**Required work:**
When copying the data, keep every line exactly the same.

::: Data for processing :::

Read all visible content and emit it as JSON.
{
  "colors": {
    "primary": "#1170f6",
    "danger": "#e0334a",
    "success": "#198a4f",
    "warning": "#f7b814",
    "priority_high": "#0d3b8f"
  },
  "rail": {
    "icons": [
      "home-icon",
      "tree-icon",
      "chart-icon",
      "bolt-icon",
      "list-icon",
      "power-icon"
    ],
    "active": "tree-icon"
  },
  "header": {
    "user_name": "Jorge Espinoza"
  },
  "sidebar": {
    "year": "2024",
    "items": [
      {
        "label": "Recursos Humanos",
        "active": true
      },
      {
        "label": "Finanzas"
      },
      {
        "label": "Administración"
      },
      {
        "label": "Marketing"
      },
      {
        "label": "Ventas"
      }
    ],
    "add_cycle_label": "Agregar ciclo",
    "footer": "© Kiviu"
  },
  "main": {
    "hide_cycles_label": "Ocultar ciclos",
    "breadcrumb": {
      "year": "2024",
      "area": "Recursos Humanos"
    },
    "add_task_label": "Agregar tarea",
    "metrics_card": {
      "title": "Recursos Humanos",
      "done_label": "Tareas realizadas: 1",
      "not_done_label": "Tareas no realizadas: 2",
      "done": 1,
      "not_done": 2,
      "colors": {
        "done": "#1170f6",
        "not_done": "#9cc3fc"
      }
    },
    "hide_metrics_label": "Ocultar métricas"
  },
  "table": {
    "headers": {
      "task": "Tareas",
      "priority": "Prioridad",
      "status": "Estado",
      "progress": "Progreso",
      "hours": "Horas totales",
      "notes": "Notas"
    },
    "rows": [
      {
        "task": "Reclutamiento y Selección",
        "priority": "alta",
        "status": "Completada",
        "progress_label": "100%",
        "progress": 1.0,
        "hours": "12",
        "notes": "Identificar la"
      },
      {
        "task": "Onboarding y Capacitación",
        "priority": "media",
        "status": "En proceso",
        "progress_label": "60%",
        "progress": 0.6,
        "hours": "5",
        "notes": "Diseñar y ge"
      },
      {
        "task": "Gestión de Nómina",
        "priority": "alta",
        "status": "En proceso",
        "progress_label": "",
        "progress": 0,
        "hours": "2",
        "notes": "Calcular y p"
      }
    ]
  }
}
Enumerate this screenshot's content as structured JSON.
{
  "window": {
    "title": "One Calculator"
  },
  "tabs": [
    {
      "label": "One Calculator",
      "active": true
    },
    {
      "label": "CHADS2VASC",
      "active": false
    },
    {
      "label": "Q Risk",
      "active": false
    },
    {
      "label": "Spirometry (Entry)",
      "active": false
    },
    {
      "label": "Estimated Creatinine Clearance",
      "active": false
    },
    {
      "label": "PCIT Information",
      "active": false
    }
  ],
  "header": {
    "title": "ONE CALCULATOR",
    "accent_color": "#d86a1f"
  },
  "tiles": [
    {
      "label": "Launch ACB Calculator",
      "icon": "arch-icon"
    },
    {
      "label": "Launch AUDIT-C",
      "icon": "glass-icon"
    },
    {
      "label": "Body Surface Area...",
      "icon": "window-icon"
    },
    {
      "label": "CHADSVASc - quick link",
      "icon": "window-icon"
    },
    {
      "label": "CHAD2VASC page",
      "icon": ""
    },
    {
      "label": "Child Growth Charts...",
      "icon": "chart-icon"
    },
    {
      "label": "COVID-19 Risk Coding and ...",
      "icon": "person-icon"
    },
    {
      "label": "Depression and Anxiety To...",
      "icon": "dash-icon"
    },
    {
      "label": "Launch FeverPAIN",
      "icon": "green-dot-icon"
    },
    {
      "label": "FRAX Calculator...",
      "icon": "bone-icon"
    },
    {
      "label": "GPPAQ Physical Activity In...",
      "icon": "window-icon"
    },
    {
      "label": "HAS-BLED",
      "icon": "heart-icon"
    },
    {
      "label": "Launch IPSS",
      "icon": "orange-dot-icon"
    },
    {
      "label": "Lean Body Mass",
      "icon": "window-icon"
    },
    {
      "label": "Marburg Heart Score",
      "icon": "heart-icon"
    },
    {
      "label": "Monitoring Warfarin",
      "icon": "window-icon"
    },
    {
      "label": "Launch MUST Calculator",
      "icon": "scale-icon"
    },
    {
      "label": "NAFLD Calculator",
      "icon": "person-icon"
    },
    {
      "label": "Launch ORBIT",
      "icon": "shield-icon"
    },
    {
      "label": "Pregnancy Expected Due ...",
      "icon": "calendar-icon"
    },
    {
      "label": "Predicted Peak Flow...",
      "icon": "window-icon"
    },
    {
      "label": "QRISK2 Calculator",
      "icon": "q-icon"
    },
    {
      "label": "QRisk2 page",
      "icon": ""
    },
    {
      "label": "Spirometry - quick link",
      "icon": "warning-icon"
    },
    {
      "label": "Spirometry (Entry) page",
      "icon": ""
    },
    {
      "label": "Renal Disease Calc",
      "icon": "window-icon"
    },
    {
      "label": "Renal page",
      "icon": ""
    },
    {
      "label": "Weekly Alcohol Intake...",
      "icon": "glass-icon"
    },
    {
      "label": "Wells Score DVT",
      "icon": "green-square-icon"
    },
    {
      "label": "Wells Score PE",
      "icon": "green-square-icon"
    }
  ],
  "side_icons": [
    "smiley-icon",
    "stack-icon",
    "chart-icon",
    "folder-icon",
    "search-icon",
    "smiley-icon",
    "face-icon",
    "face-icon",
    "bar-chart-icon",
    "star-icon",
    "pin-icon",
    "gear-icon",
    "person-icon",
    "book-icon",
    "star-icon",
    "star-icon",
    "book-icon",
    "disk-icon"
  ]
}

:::

**Your response:**
Read all visible content and emit it as JSON.
{
  "colors": {
    "primary": "#1170f6",
    "danger": "#e0334a",
    "success": "#198a4f",
    "warning": "#f7b814",
    "priority_high": "#0d3b8f"
  },
  "rail": {
    "icons": [
      "home-icon",
      "tree-icon",
      "chart-icon",
      "bolt-icon",
      "list-icon",
      "power-icon"
    ],
    "active": "tree-icon"
  },
  "header": {
    "user_name": "Jorge Espinoza"
  },
  "sidebar": {
    "year": "2024",
    "items": [
      {
        "label": "Recursos Humanos",
        "active": true
      },
      {
        "label": "Finanzas"
      },
      {
        "label": "Administración"
      },
      {
        "label": "Marketing"
      },
      {
        "label": "Ventas"
      }
    ],
    "add_cycle_label": "Agregar ciclo",
    "footer": "© Kiviu"
  },
  "main": {
    "hide_cycles_label": "Ocultar ciclos",
    "breadcrumb": {
      "year": "2024",
      "area": "Recursos Humanos"
    },
    "add_task_label": "Agregar tarea",
    "metrics_card": {
      "title": "Recursos Humanos",
      "done_label": "Tareas realizadas: 1",
      "not_done_label": "Tareas no realizadas: 2",
      "done": 1,
      "not_done": 2,
      "colors": {
        "done": "#1170f6",
        "not_done": "#9cc3fc"
      }
    },
    "hide_metrics_label": "Ocultar métricas"
  },
  "table": {
    "headers": {
      "task": "Tareas",
      "priority": "Prioridad",
      "status": "Estado",
      "progress": "Progreso",
      "hours": "Horas totales",
      "notes": "Notas"
    },
    "rows": [
      {
        "task": "Reclutamiento y Selección",
        "priority": "alta",
        "status": "Completada",
        "progress_label": "100%",
        "progress": 1.0,
        "hours": "12",
        "notes": "Identificar la"
      },
      {
        "task": "Onboarding y Capacitación",
        "priority": "media",
        "status": "En proceso",
        "progress_label": "60%",
        "progress": 0.6,
        "hours": "5",
        "notes": "Diseñar y ge"
      },
      {
        "task": "Gestión de Nómina",
        "priority": "alta",
        "status": "En proceso",
        "progress_label": "",
        "progress": 0,
        "hours": "2",
        "notes": "Calcular y p"
      }
    ]
  }
}
Enumerate this screenshot's content as structured JSON.
{
  "window": {
    "title": "One Calculator"
  },
  "tabs": [
    {
      "label": "One Calculator",
      "active": true
    },
    {
      "label": "CHADS2VASC",
      "active": false
    },
    {
      "label": "Q Risk",
      "active": false
    },
    {
      "label": "Spirometry (Entry)",
      "active": false
    },
    {
      "label": "Estimated Creatinine Clearance",
      "active": false
    },
    {
      "label": "PCIT Information",
      "active": false
    }
  ],
  "header": {
    "title": "ONE CALCULATOR",
    "accent_color": "#d86a1f"
  },
  "tiles": [
    {
      "label": "Launch ACB Calculator",
      "icon": "arch-icon"
    },
    {
      "label": "Launch AUDIT-C",
      "icon": "glass-icon"
    },
    {
      "label": "Body Surface Area...",
      "icon": "window-icon"
    },
    {
      "label": "CHADSVASc - quick link",
      "icon": "window-icon"
    },
    {
      "label": "CHAD2VASC page",
      "icon": ""
    },
    {
      "label": "Child Growth Charts...",
      "icon": "chart-icon"
    },
    {
      "label": "COVID-19 Risk Coding and ...",
      "icon": "person-icon"
    },
    {
      "label": "Depression and Anxiety To...",
      "icon": "dash-icon"
    },
    {
      "label": "Launch FeverPAIN",
      "icon": "green-dot-icon"
    },
    {
      "label": "FRAX Calculator...",
      "icon": "bone-icon"
    },
    {
      "label": "GPPAQ Physical Activity In...",
      "icon": "window-icon"
    },
    {
      "label": "HAS-BLED",
      "icon": "heart-icon"
    },
    {
      "label": "Launch IPSS",
      "icon": "orange-dot-icon"
    },
    {
      "label": "Lean Body Mass",
      "icon": "window-icon"
    },
    {
      "label": "Marburg Heart Score",
      "icon": "heart-icon"
    },
    {
      "label": "Monitoring Warfarin",
      "icon": "window-icon"
    },
    {
      "label": "Launch MUST Calculator",
      "icon": "scale-icon"
    },
    {
      "label": "NAFLD Calculator",
      "icon": "person-icon"
    },
    {
      "label": "Launch ORBIT",
      "icon": "shield-icon"
    },
    {
      "label": "Pregnancy Expected Due ...",
      "icon": "calendar-icon"
    },
    {
      "label": "Predicted Peak Flow...",
      "icon": "window-icon"
    },
    {
      "label": "QRISK2 Calculator",
      "icon": "q-icon"
    },
    {
      "label": "QRisk2 page",
      "icon": ""
    },
    {
      "label": "Spirometry - quick link",
      "icon": "warning-icon"
    },
    {
      "label": "Spirometry (Entry) page",
      "icon": ""
    },
    {
      "label": "Renal Disease Calc",
      "icon": "window-icon"
    },
    {
      "label": "Renal page",
      "icon": ""
    },
    {
      "label": "Weekly Alcohol Intake...",
      "icon": "glass-icon"
    },
    {
      "label": "Wells Score DVT",
      "icon": "green-square-icon"
    },
    {
      "label": "Wells Score PE",
      "icon": "green-square-icon"
    }
  ],
  "side_icons": [
    "smiley-icon",
    "stack-icon",
    "chart-icon",
    "folder-icon",
    "search-icon",
    "smiley-icon",
    "face-icon",
    "face-icon",
    "bar-chart-icon",
    "star-icon",
    "pin-icon",
    "gear-icon",
    "person-icon",
    "book-icon",
    "star-icon",
    "star-icon",
    "book-icon",
    "disk-icon"
  ]
}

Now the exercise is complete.